→ About this exercise:
What is wanted is an exact copy of all the entries.

→ Exercise inputs:
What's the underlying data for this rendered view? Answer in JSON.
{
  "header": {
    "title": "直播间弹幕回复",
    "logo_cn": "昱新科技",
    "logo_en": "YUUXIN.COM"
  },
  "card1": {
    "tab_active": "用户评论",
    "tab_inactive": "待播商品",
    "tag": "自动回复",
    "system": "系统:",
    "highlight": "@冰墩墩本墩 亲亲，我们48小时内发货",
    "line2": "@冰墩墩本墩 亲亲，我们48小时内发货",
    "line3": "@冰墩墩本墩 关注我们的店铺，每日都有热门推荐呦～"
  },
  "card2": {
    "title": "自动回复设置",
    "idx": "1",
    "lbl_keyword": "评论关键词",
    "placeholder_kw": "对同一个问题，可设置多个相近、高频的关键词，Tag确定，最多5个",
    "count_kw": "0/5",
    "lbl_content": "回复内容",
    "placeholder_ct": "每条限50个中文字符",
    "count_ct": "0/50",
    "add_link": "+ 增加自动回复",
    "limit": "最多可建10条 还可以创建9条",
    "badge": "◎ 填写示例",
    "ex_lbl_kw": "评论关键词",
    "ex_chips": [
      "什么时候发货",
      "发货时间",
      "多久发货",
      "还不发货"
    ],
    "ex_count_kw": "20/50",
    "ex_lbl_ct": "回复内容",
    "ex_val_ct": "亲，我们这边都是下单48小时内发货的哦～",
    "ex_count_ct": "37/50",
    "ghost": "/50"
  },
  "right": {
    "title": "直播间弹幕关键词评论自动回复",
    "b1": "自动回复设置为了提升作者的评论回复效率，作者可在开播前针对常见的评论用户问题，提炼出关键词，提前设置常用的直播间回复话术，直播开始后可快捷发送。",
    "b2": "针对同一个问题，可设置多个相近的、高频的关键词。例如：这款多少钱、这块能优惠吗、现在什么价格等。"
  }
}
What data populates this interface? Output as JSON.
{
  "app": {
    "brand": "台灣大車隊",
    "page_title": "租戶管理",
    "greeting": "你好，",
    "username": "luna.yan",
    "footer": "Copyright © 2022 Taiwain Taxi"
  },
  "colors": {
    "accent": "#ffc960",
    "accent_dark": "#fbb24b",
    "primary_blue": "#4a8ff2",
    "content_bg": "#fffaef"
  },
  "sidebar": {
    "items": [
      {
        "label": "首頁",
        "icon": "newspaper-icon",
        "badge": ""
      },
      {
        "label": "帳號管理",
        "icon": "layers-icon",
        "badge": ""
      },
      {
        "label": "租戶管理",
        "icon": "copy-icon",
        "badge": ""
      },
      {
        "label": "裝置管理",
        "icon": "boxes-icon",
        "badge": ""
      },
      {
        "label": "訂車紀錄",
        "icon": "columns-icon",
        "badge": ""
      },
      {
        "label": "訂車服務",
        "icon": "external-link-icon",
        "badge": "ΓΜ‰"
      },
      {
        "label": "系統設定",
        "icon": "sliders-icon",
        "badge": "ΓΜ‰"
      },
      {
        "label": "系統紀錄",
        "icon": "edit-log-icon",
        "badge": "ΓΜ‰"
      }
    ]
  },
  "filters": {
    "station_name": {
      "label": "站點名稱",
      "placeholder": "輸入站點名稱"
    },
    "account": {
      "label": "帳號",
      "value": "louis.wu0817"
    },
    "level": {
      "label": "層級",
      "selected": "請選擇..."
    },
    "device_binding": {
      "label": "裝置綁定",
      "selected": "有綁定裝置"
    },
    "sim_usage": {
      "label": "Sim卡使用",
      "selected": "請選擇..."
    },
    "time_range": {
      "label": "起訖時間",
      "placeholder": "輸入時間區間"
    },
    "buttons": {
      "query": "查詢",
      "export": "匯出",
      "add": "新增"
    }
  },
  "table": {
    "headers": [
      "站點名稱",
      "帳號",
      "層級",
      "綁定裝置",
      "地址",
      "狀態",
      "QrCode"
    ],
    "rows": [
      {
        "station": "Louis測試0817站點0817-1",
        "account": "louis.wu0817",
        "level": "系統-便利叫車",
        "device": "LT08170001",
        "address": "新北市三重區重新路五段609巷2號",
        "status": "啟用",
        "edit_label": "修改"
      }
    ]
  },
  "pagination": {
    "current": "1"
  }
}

→ Worked solution:
What's the underlying data for this rendered view? Answer in JSON.
{
  "header": {
    "title": "直播间弹幕回复",
    "logo_cn": "昱新科技",
    "logo_en": "YUUXIN.COM"
  },
  "card1": {
    "tab_active": "用户评论",
    "tab_inactive": "待播商品",
    "tag": "自动回复",
    "system": "系统:",
    "highlight": "@冰墩墩本墩 亲亲，我们48小时内发货",
    "line2": "@冰墩墩本墩 亲亲，我们48小时内发货",
    "line3": "@冰墩墩本墩 关注我们的店铺，每日都有热门推荐呦～"
  },
  "card2": {
    "title": "自动回复设置",
    "idx": "1",
    "lbl_keyword": "评论关键词",
    "placeholder_kw": "对同一个问题，可设置多个相近、高频的关键词，Tag确定，最多5个",
    "count_kw": "0/5",
    "lbl_content": "回复内容",
    "placeholder_ct": "每条限50个中文字符",
    "count_ct": "0/50",
    "add_link": "+ 增加自动回复",
    "limit": "最多可建10条 还可以创建9条",
    "badge": "◎ 填写示例",
    "ex_lbl_kw": "评论关键词",
    "ex_chips": [
      "什么时候发货",
      "发货时间",
      "多久发货",
      "还不发货"
    ],
    "ex_count_kw": "20/50",
    "ex_lbl_ct": "回复内容",
    "ex_val_ct": "亲，我们这边都是下单48小时内发货的哦～",
    "ex_count_ct": "37/50",
    "ghost": "/50"
  },
  "right": {
    "title": "直播间弹幕关键词评论自动回复",
    "b1": "自动回复设置为了提升作者的评论回复效率，作者可在开播前针对常见的评论用户问题，提炼出关键词，提前设置常用的直播间回复话术，直播开始后可快捷发送。",
    "b2": "针对同一个问题，可设置多个相近的、高频的关键词。例如：这款多少钱、这块能优惠吗、现在什么价格等。"
  }
}
What data populates this interface? Output as JSON.
{
  "app": {
    "brand": "台灣大車隊",
    "page_title": "租戶管理",
    "greeting": "你好，",
    "username": "luna.yan",
    "footer": "Copyright © 2022 Taiwain Taxi"
  },
  "colors": {
    "accent": "#ffc960",
    "accent_dark": "#fbb24b",
    "primary_blue": "#4a8ff2",
    "content_bg": "#fffaef"
  },
  "sidebar": {
    "items": [
      {
        "label": "首頁",
        "icon": "newspaper-icon",
        "badge": ""
      },
      {
        "label": "帳號管理",
        "icon": "layers-icon",
        "badge": ""
      },
      {
        "label": "租戶管理",
        "icon": "copy-icon",
        "badge": ""
      },
      {
        "label": "裝置管理",
        "icon": "boxes-icon",
        "badge": ""
      },
      {
        "label": "訂車紀錄",
        "icon": "columns-icon",
        "badge": ""
      },
      {
        "label": "訂車服務",
        "icon": "external-link-icon",
        "badge": "ΓΜ‰"
      },
      {
        "label": "系統設定",
        "icon": "sliders-icon",
        "badge": "ΓΜ‰"
      },
      {
        "label": "系統紀錄",
        "icon": "edit-log-icon",
        "badge": "ΓΜ‰"
      }
    ]
  },
  "filters": {
    "station_name": {
      "label": "站點名稱",
      "placeholder": "輸入站點名稱"
    },
    "account": {
      "label": "帳號",
      "value": "louis.wu0817"
    },
    "level": {
      "label": "層級",
      "selected": "請選擇..."
    },
    "device_binding": {
      "label": "裝置綁定",
      "selected": "有綁定裝置"
    },
    "sim_usage": {
      "label": "Sim卡使用",
      "selected": "請選擇..."
    },
    "time_range": {
      "label": "起訖時間",
      "placeholder": "輸入時間區間"
    },
    "buttons": {
      "query": "查詢",
      "export": "匯出",
      "add": "新增"
    }
  },
  "table": {
    "headers": [
      "站點名稱",
      "帳號",
      "層級",
      "綁定裝置",
      "地址",
      "狀態",
      "QrCode"
    ],
    "rows": [
      {
        "station": "Louis測試0817站點0817-1",
        "account": "louis.wu0817",
        "level": "系統-便利叫車",
        "device": "LT08170001",
        "address": "新北市三重區重新路五段609巷2號",
        "status": "啟用",
        "edit_label": "修改"
      }
    ]
  },
  "pagination": {
    "current": "1"
  }
}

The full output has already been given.